## Action item
Go through the data below and copy it exactly, skipping every picture.

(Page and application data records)
"""

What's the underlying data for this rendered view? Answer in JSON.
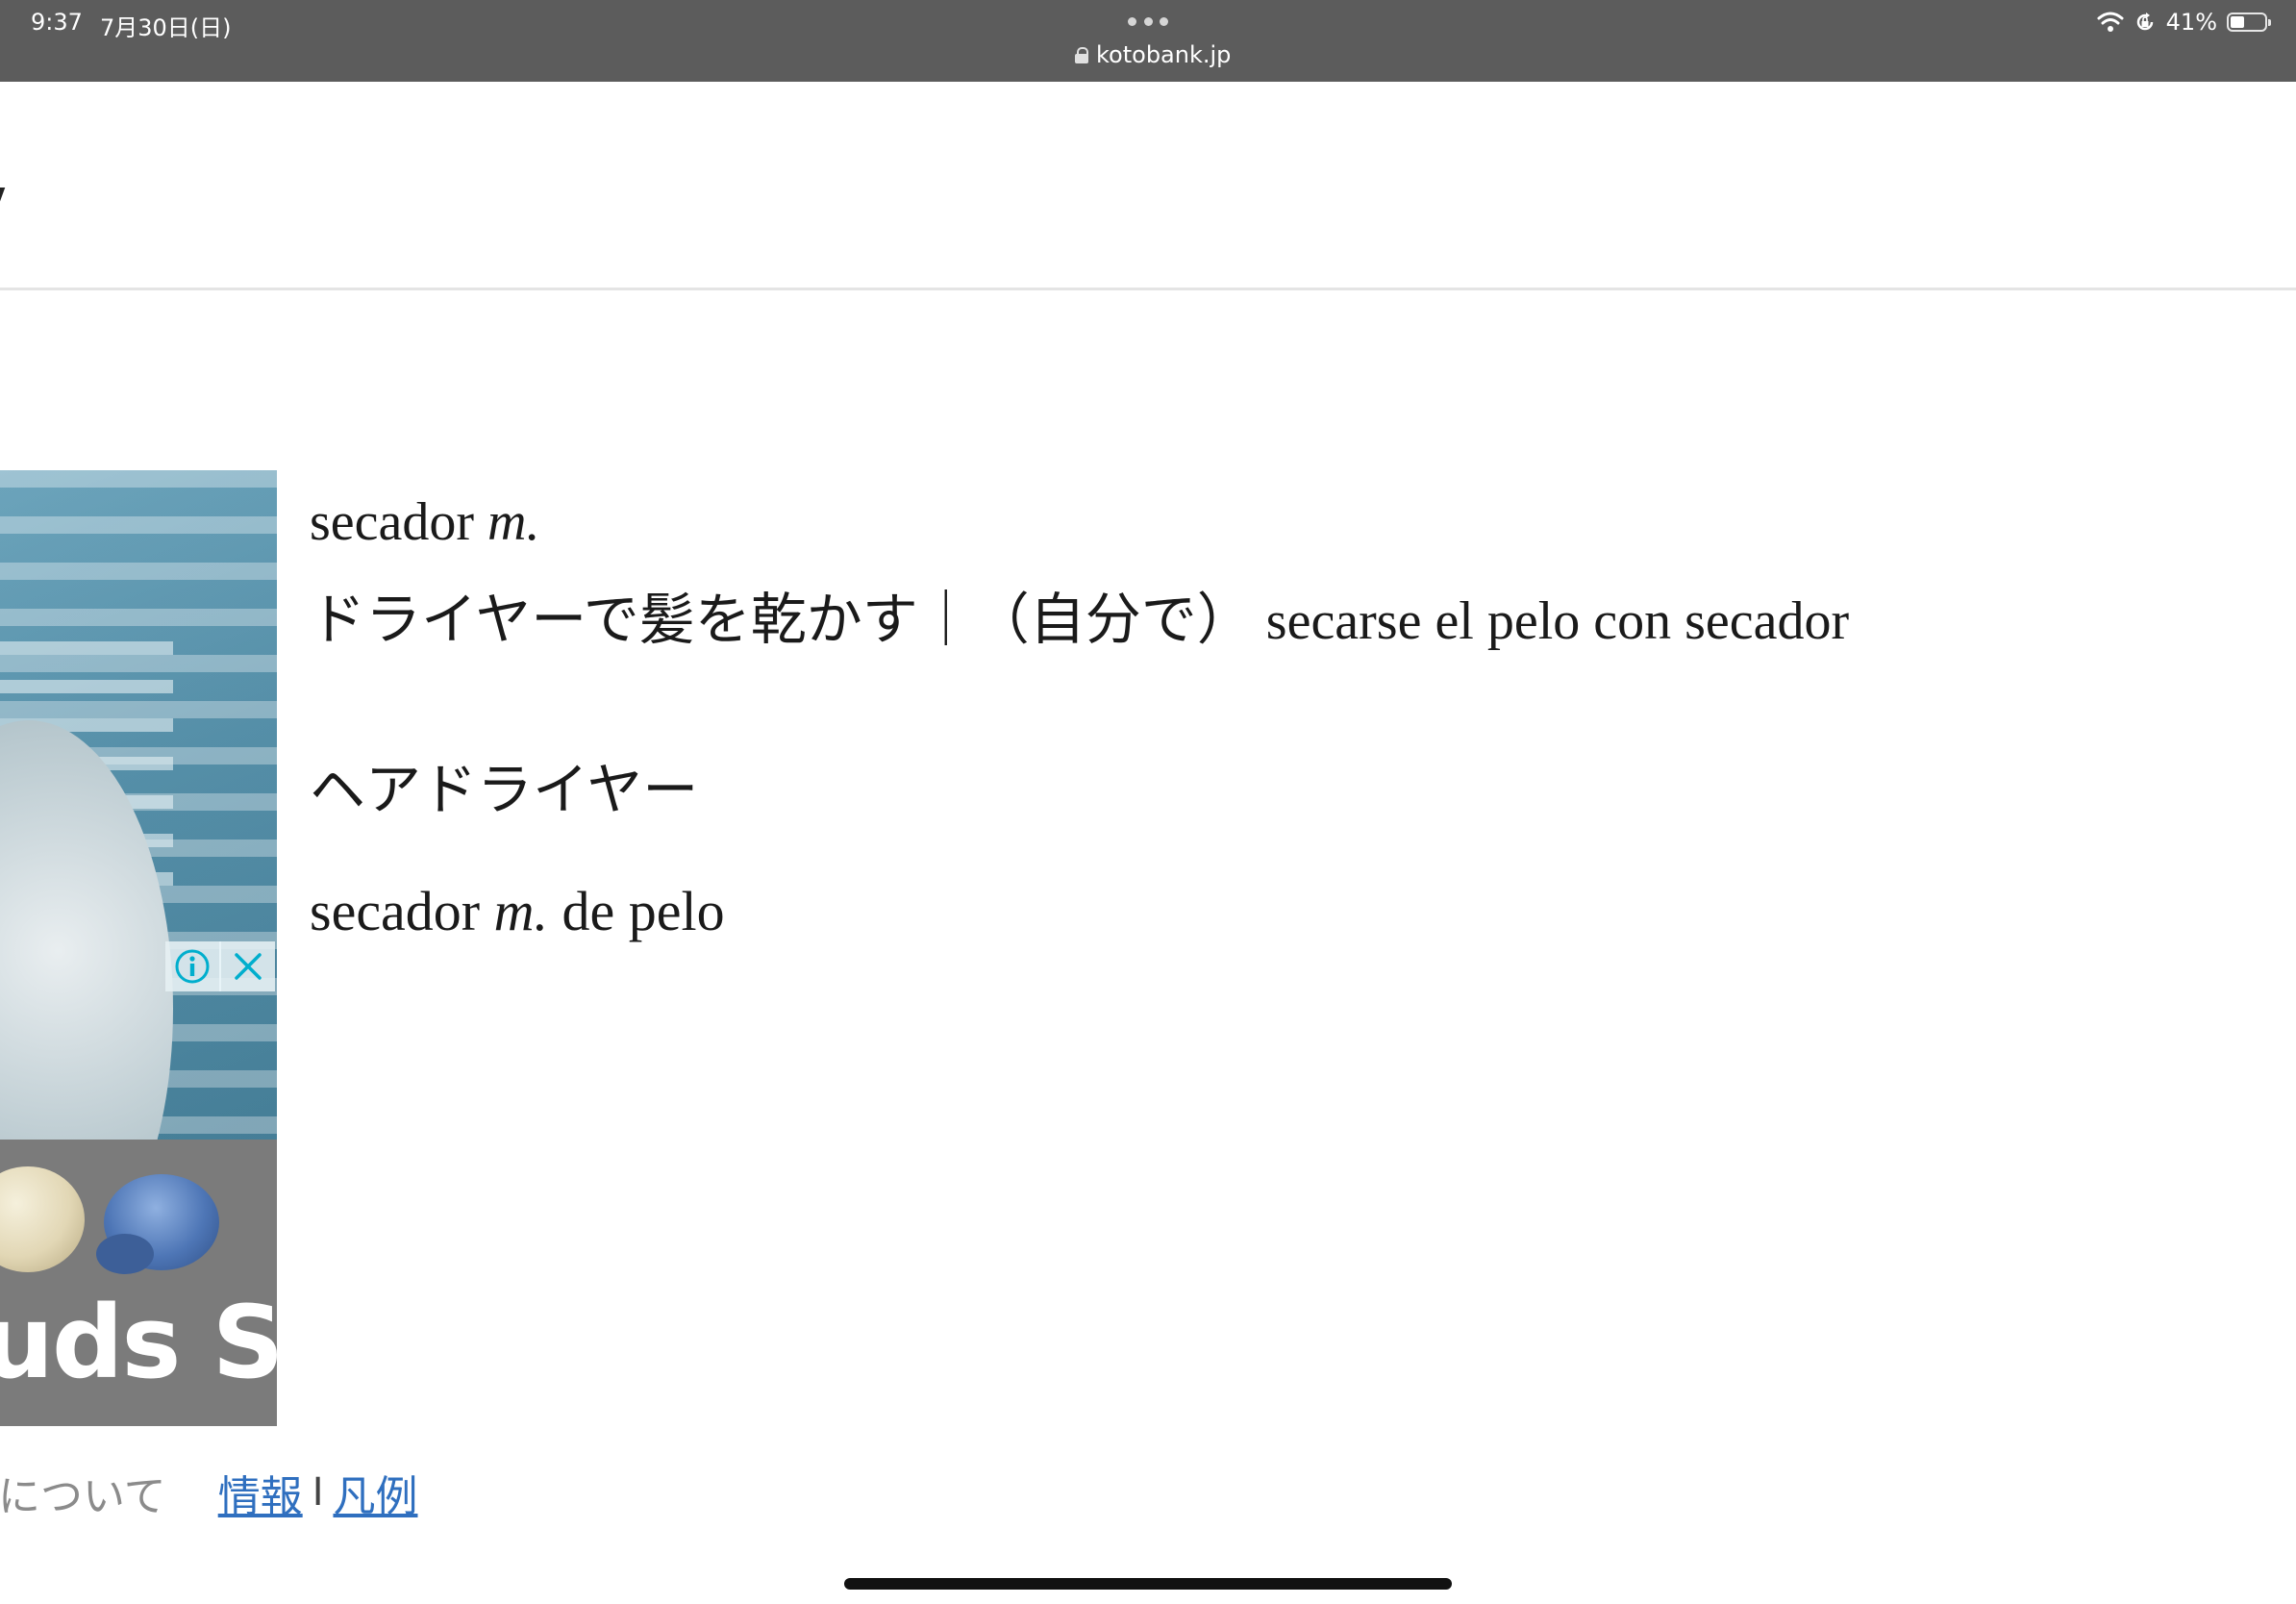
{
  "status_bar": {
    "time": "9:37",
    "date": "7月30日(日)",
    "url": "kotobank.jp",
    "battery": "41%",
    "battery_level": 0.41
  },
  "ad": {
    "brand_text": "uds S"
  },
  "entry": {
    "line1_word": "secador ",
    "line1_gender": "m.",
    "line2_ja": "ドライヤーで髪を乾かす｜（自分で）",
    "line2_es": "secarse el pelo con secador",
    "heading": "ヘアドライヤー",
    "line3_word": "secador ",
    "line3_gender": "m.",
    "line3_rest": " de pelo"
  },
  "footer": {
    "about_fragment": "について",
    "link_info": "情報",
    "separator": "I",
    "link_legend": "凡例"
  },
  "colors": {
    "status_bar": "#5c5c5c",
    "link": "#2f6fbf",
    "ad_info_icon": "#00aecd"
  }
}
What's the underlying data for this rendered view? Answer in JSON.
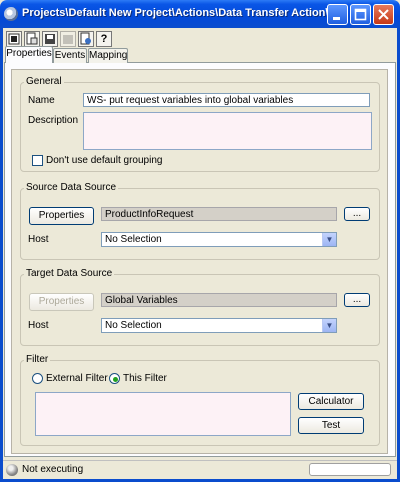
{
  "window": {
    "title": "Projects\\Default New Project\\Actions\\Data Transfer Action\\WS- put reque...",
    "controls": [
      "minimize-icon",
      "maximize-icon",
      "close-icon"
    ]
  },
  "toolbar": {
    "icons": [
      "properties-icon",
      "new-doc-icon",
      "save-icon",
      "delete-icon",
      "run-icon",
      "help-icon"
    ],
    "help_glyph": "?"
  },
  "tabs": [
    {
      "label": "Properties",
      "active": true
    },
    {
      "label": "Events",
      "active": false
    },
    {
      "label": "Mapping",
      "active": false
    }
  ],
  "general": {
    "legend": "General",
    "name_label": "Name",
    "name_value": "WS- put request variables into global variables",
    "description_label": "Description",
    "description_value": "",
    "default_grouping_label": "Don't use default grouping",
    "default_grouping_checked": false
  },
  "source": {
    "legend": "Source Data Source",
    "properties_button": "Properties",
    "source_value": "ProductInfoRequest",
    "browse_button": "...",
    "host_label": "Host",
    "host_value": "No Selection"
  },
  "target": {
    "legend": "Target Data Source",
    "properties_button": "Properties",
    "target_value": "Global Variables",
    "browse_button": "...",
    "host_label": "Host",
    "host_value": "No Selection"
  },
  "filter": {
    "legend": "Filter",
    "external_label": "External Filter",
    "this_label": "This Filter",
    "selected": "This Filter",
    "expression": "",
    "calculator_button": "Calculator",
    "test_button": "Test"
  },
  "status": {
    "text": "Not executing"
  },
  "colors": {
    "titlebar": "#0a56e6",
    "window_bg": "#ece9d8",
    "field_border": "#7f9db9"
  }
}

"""

## Written reply
What's the underlying data for this rendered view? Answer in JSON.
{
  "status_bar": {
    "time": "9:37",
    "date": "7月30日(日)",
    "url": "kotobank.jp",
    "battery": "41%",
    "battery_level": 0.41
  },
  "ad": {
    "brand_text": "uds S"
  },
  "entry": {
    "line1_word": "secador ",
    "line1_gender": "m.",
    "line2_ja": "ドライヤーで髪を乾かす｜（自分で）",
    "line2_es": "secarse el pelo con secador",
    "heading": "ヘアドライヤー",
    "line3_word": "secador ",
    "line3_gender": "m.",
    "line3_rest": " de pelo"
  },
  "footer": {
    "about_fragment": "について",
    "link_info": "情報",
    "separator": "I",
    "link_legend": "凡例"
  },
  "colors": {
    "status_bar": "#5c5c5c",
    "link": "#2f6fbf",
    "ad_info_icon": "#00aecd"
  }
}
What's the underlying data for this rendered view? Answer in JSON.
{
  "window": {
    "title": "Projects\\Default New Project\\Actions\\Data Transfer Action\\WS- put reque...",
    "controls": [
      "minimize-icon",
      "maximize-icon",
      "close-icon"
    ]
  },
  "toolbar": {
    "icons": [
      "properties-icon",
      "new-doc-icon",
      "save-icon",
      "delete-icon",
      "run-icon",
      "help-icon"
    ],
    "help_glyph": "?"
  },
  "tabs": [
    {
      "label": "Properties",
      "active": true
    },
    {
      "label": "Events",
      "active": false
    },
    {
      "label": "Mapping",
      "active": false
    }
  ],
  "general": {
    "legend": "General",
    "name_label": "Name",
    "name_value": "WS- put request variables into global variables",
    "description_label": "Description",
    "description_value": "",
    "default_grouping_label": "Don't use default grouping",
    "default_grouping_checked": false
  },
  "source": {
    "legend": "Source Data Source",
    "properties_button": "Properties",
    "source_value": "ProductInfoRequest",
    "browse_button": "...",
    "host_label": "Host",
    "host_value": "No Selection"
  },
  "target": {
    "legend": "Target Data Source",
    "properties_button": "Properties",
    "target_value": "Global Variables",
    "browse_button": "...",
    "host_label": "Host",
    "host_value": "No Selection"
  },
  "filter": {
    "legend": "Filter",
    "external_label": "External Filter",
    "this_label": "This Filter",
    "selected": "This Filter",
    "expression": "",
    "calculator_button": "Calculator",
    "test_button": "Test"
  },
  "status": {
    "text": "Not executing"
  },
  "colors": {
    "titlebar": "#0a56e6",
    "window_bg": "#ece9d8",
    "field_border": "#7f9db9"
  }
}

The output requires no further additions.